As you can imagine, it's fundamentally a book about the inequality, inefficiency and general disastrousness of the US health care "system". More importantly, it's a rather complete study of all the different universal health care plans that exist in other countries today.
As usual, I will not go in to depth about the book itself. To find out more about the book, you can go here. But while I was reading the introductory chapters extolling the idiocy of the US system and how much, well "better, cheaper, and fairer" health care could be, I must admit I was hit with a bit of despair. I know we've all had that moment where we go "Idiots! How can people NOT get this?" Well, those wounds felt fresh again as drastic health care reform once again seems likely to languish in the halls of Congress, slowly becoming less drastic and less likely to actually reform anything. Looking at the problem analytically (as this book does), it just seems SOOOO EASY. But looking at this politically, it seems near impossible.
I like to think of myself as a realistic optimist. I hope for the best knowing that I will be disappointed over and over again. It can be a hard position to take. When our country repeatedly fails with regards to health care or green tech or education or.... fill in your favorite cause here, it can lead to the simple answer that our system sucks or America sucks, or people in general suck. It's only natural to lose faith in something that doesn't work.
But I like to believe in what COULD be rather than be blocked by what is most likely right now. A hundred years ago, it was most likely that you'd have to take a boat to get to Europe for the next hundred years. Then someone invented planes. It's likely that the US will continue to struggle with health care for a few years, but there's nothing physically impossible about creating a cheap, fair, efficient health care system in the US.
I accept that our government resists change.
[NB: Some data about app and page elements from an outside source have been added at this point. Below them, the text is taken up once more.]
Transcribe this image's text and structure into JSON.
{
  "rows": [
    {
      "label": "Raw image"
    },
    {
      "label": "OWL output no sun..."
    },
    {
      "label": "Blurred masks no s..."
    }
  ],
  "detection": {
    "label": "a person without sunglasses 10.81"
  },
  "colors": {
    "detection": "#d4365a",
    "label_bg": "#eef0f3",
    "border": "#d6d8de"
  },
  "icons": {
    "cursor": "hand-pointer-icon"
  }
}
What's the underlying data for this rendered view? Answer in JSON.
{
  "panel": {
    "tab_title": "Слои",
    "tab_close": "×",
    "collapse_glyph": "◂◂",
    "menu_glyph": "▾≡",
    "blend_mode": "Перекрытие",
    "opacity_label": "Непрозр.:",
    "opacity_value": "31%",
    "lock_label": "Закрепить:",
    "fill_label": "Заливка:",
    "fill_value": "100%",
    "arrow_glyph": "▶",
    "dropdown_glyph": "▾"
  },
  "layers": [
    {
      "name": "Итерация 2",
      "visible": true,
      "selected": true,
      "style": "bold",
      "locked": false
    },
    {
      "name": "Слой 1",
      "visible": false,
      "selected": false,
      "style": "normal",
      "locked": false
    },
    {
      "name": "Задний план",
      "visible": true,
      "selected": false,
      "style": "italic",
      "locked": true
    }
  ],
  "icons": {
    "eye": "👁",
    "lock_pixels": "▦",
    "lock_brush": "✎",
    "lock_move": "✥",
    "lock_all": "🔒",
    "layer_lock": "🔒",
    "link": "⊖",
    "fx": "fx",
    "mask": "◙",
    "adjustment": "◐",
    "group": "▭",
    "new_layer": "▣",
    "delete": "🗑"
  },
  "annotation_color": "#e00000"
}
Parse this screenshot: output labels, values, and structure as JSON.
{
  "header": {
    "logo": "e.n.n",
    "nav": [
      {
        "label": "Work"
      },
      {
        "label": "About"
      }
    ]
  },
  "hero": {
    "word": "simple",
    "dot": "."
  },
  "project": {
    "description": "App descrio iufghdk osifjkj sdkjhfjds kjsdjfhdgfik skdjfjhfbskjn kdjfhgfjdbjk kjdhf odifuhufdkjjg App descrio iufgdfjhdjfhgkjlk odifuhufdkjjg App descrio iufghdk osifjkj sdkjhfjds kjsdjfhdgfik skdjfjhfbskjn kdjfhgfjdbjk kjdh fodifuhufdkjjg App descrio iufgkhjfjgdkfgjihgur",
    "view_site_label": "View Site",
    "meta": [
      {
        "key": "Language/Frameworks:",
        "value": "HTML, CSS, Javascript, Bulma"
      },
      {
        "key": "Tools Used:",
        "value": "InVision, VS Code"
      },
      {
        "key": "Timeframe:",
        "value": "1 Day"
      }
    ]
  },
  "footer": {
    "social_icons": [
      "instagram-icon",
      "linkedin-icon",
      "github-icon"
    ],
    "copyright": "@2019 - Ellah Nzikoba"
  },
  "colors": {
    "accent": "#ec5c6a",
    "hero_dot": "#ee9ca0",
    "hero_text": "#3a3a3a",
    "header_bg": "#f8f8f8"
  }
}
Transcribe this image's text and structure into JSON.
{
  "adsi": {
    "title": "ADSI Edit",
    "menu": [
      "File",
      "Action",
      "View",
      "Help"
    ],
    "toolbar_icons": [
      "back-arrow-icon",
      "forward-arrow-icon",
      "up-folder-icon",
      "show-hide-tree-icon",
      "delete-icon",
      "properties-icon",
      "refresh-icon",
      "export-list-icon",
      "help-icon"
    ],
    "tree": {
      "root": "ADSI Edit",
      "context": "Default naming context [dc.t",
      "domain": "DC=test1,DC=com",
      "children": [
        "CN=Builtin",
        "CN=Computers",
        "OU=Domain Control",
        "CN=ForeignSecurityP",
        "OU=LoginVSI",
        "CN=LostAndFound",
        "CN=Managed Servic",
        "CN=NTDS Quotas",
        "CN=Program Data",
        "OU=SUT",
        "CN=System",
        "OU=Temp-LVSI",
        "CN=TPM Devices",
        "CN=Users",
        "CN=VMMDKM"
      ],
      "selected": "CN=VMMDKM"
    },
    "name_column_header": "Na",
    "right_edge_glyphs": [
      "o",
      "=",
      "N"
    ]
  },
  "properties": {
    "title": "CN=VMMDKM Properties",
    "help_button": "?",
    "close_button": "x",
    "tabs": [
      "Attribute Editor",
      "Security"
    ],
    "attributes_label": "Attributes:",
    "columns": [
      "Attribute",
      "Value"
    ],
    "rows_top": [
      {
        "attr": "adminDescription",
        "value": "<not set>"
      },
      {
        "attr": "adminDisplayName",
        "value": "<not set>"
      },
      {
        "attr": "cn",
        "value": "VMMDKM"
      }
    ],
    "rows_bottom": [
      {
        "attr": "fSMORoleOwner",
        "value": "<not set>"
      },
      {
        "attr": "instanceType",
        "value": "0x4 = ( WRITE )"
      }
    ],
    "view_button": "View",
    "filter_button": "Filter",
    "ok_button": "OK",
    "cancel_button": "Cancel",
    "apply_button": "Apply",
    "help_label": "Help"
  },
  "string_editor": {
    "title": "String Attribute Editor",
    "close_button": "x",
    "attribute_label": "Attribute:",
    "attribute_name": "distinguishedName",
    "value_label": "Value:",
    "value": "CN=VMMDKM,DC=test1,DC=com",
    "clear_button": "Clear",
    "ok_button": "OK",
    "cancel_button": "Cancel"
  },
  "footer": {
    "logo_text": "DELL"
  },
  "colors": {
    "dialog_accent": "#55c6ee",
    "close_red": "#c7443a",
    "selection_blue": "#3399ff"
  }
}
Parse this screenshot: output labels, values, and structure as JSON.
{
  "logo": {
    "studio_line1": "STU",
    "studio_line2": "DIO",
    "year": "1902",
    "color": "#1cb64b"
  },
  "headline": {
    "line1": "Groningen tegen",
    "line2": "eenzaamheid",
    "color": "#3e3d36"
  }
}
I accept that the media-driven voters can seem irrational and easily driven by fear. However, these are just aspects to the problem, not inherent blocks to progress.
But I have faith that things can get better. Why? if you run the numbers, I am likely to be wrong... over and over again. But that is the definition of faith. It has to be slightly irrational, or it wouldn't be faith anymore. It would be logic. But why have faith? Because irrational belief drives people to achieve things that logical people would never pursue. As a societal tool, faith is EXTREMELY powerful. As a political tool, it is just as powerful.
By logic, you shouldn't vote, especially if you live in a district that is highly polarized. You're chances of having an impact are pretty much zero. But if all the intelligent people thought this way and didn't vote, then the vote goes to the masses who believe that it is their duty to vote. The leaders of any movement, the real forerunners. They don't succeed. They fail miserably and would have been much better off staying at home. But someone's got to start. Someone has to believe, to be passionate enough to go beyond rationality and work harder than they should.
I must apologize that words fail to completely capture this thought, but I hope you get the gist of it all. I believe in rationality, however, without irrational passion and hope, rationality will lose to the status quo and fear. And if you give up, lose faith in the government, then you have conceded the fight. So while I sit in astonishment at the ridiculous nature of so much that surrounds us, I refuse to concede that the government or people are just bad. There is something worth saving here, and there is a solution somewhere.